Three Harvard psychiatrists previously accused by a senator of accepting money from drug companies have been punished for violating conflict of interest polices set forth by the Harvard Medical School and Massachusetts General Hospital.
Joseph Biederman, Thomas J. Spencer, and Timothy E. Wilens issued a letter of apology to their colleagues on Friday, stating that the two institutions had concluded a review of the professors’ practices and found that they had violated conflict of interest policies. Those policies require affiliates to report industry-sponsored activities to the University.
Though the doctors, the Medical School, and Harvard-affiliated Massachusetts General Hospital did not identify the specific breaches of policy, in June 2008, Senator Charles E. Grassley, an Iowa Republican, said that according to his investigation, the three doctors did not disclose the full amount they had earned from drug companies over the previous seven years.
Biederman, Spencer, and Wilens will be required to refrain from all paid industry-sponsored outside activies for one year and comply with a two-year monitoring period afterward, during which they must obtain approval from the Medical School and Massachusetts General Hospital before engaging in any paid activities. They also face a “delay of consideration for promotion or advancement,” they wrote in the letter.
The letter sent from the three psychiatrists states that they had believed they were complying in good faith and that they had made “honest” mistakes.
“We now recognize that we should have devoted more time and attention to the detailed requirement of these policies and to their underlying objectives,” the letter stated.
Both Harvard Medical School and Massachusetts General Hospital were reserved in their comments, each saying in statements that their investigation is complete and that actions have been taken as a result of it.
The conclusion of the two institutions’ investigation is the latest development in a three-year saga that brought intense scrutiny on the Medical School, as well as ties between academia and industry. Following Grassley’s investigation, legislation was proposed both in the State House and in Congress that would increase disclosure requirements for industry-sponosored gifts.
After Grassley issued his report, the Medical School said that it would be reviewing the doctors’ cases as well as reexamining its current regulations and improving implementation.
At Harvard, a review established the first University-wide set of guidelines pertaining to conflict of interest policies last summer.

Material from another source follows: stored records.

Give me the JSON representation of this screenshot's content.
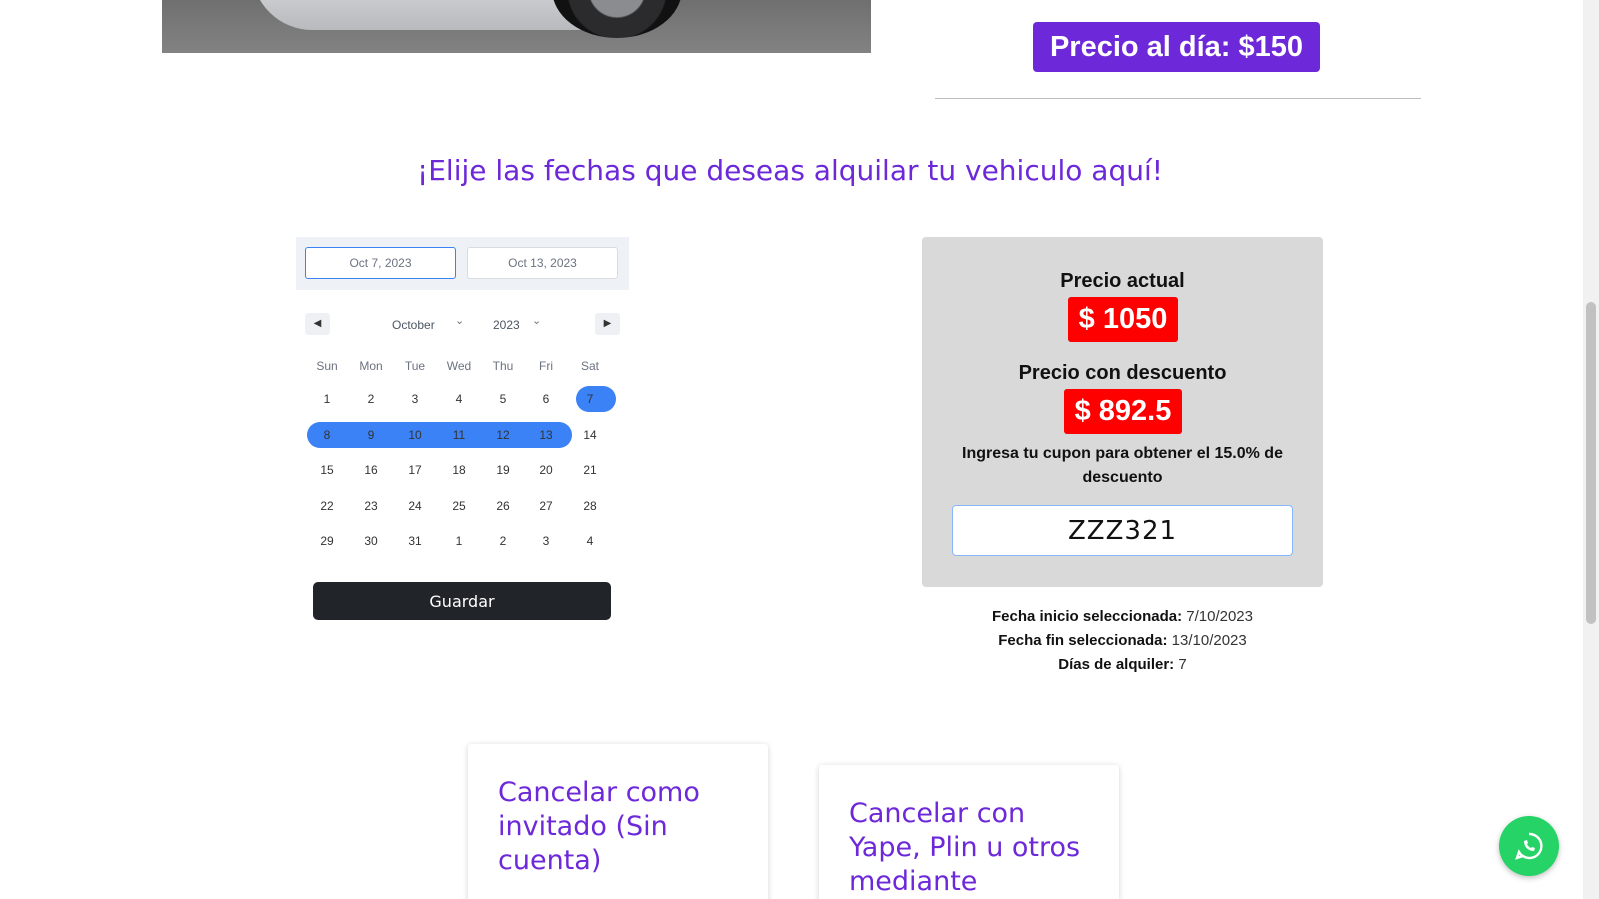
{
  "top": {
    "price_per_day": "Precio al día: $150"
  },
  "headline": "¡Elije las fechas que deseas alquilar tu vehiculo aquí!",
  "calendar": {
    "start_input": "Oct 7, 2023",
    "end_input": "Oct 13, 2023",
    "prev_label": "◀",
    "next_label": "▶",
    "month": "October",
    "year": "2023",
    "weekdays": [
      "Sun",
      "Mon",
      "Tue",
      "Wed",
      "Thu",
      "Fri",
      "Sat"
    ],
    "weeks": [
      [
        "1",
        "2",
        "3",
        "4",
        "5",
        "6",
        "7"
      ],
      [
        "8",
        "9",
        "10",
        "11",
        "12",
        "13",
        "14"
      ],
      [
        "15",
        "16",
        "17",
        "18",
        "19",
        "20",
        "21"
      ],
      [
        "22",
        "23",
        "24",
        "25",
        "26",
        "27",
        "28"
      ],
      [
        "29",
        "30",
        "31",
        "1",
        "2",
        "3",
        "4"
      ]
    ],
    "save_label": "Guardar"
  },
  "prices": {
    "current_label": "Precio actual",
    "current_value": "$ 1050",
    "discount_label": "Precio con descuento",
    "discount_value": "$ 892.5",
    "coupon_text": "Ingresa tu cupon para obtener el 15.0% de descuento",
    "coupon_value": "ZZZ321"
  },
  "summary": {
    "start_label": "Fecha inicio seleccionada:",
    "start_value": "7/10/2023",
    "end_label": "Fecha fin seleccionada:",
    "end_value": "13/10/2023",
    "days_label": "Días de alquiler:",
    "days_value": "7"
  },
  "cards": {
    "guest": "Cancelar como invitado (Sin cuenta)",
    "yape": "Cancelar con Yape, Plin u otros mediante"
  },
  "colors": {
    "accent": "#6d28d9",
    "range": "#3b82f6",
    "badge": "#ff0000",
    "whatsapp": "#25d366"
  }
}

As of this past January, new conflict of interest guidelines at the Harvard Medical School include changes such as a prohibition on faculty from accepting personal gifts and tighter limits on faculty compensation from outside companies.
—Naveen N. Srivatsa contributed to the reporting of this article.

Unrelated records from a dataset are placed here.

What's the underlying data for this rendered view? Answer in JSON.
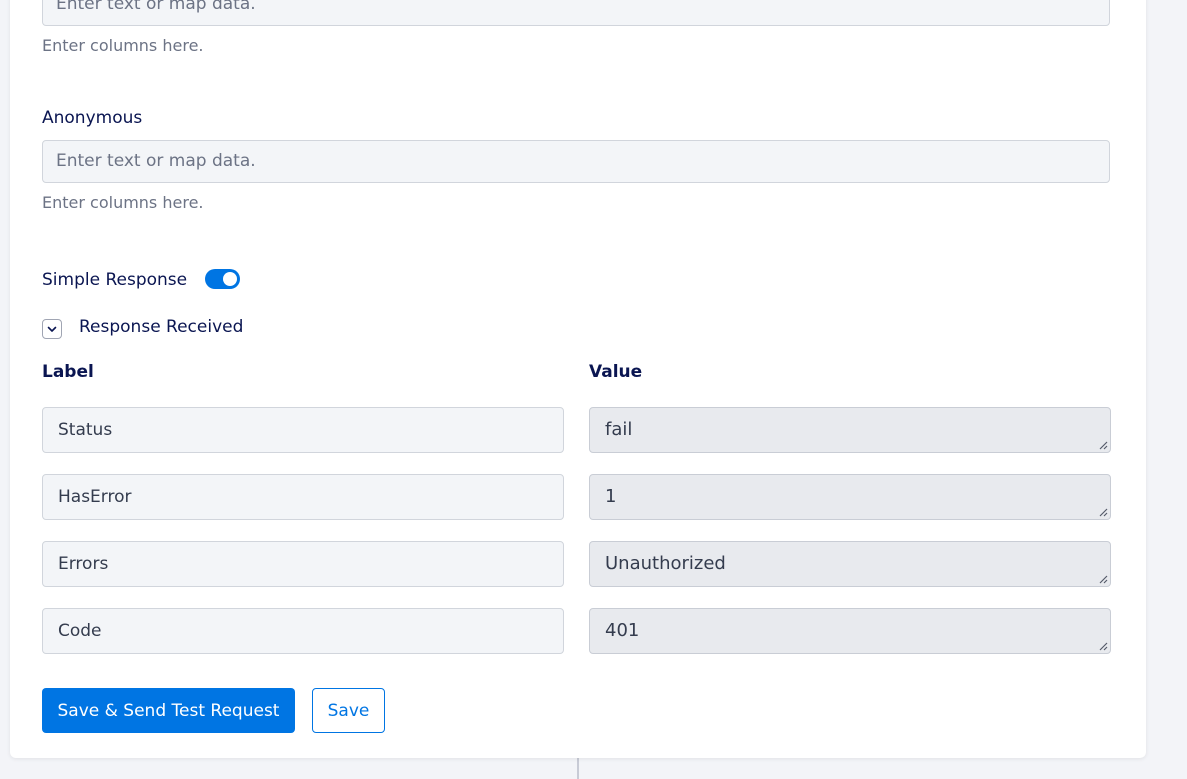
{
  "fields": [
    {
      "label": "",
      "placeholder": "Enter text or map data.",
      "helper": "Enter columns here."
    },
    {
      "label": "Anonymous",
      "placeholder": "Enter text or map data.",
      "helper": "Enter columns here."
    }
  ],
  "simple_response": {
    "label": "Simple Response",
    "enabled": true
  },
  "response_received": {
    "title": "Response Received",
    "expanded": true,
    "label_header": "Label",
    "value_header": "Value",
    "rows": [
      {
        "label": "Status",
        "value": "fail"
      },
      {
        "label": "HasError",
        "value": "1"
      },
      {
        "label": "Errors",
        "value": "Unauthorized"
      },
      {
        "label": "Code",
        "value": "401"
      }
    ]
  },
  "actions": {
    "save_and_send_label": "Save & Send Test Request",
    "save_label": "Save"
  },
  "colors": {
    "accent": "#0075e3",
    "text": "#0a1551",
    "muted": "#6c7385"
  }
}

—Staff writer Xi Yu can be reached at firstname.lastname@example.org.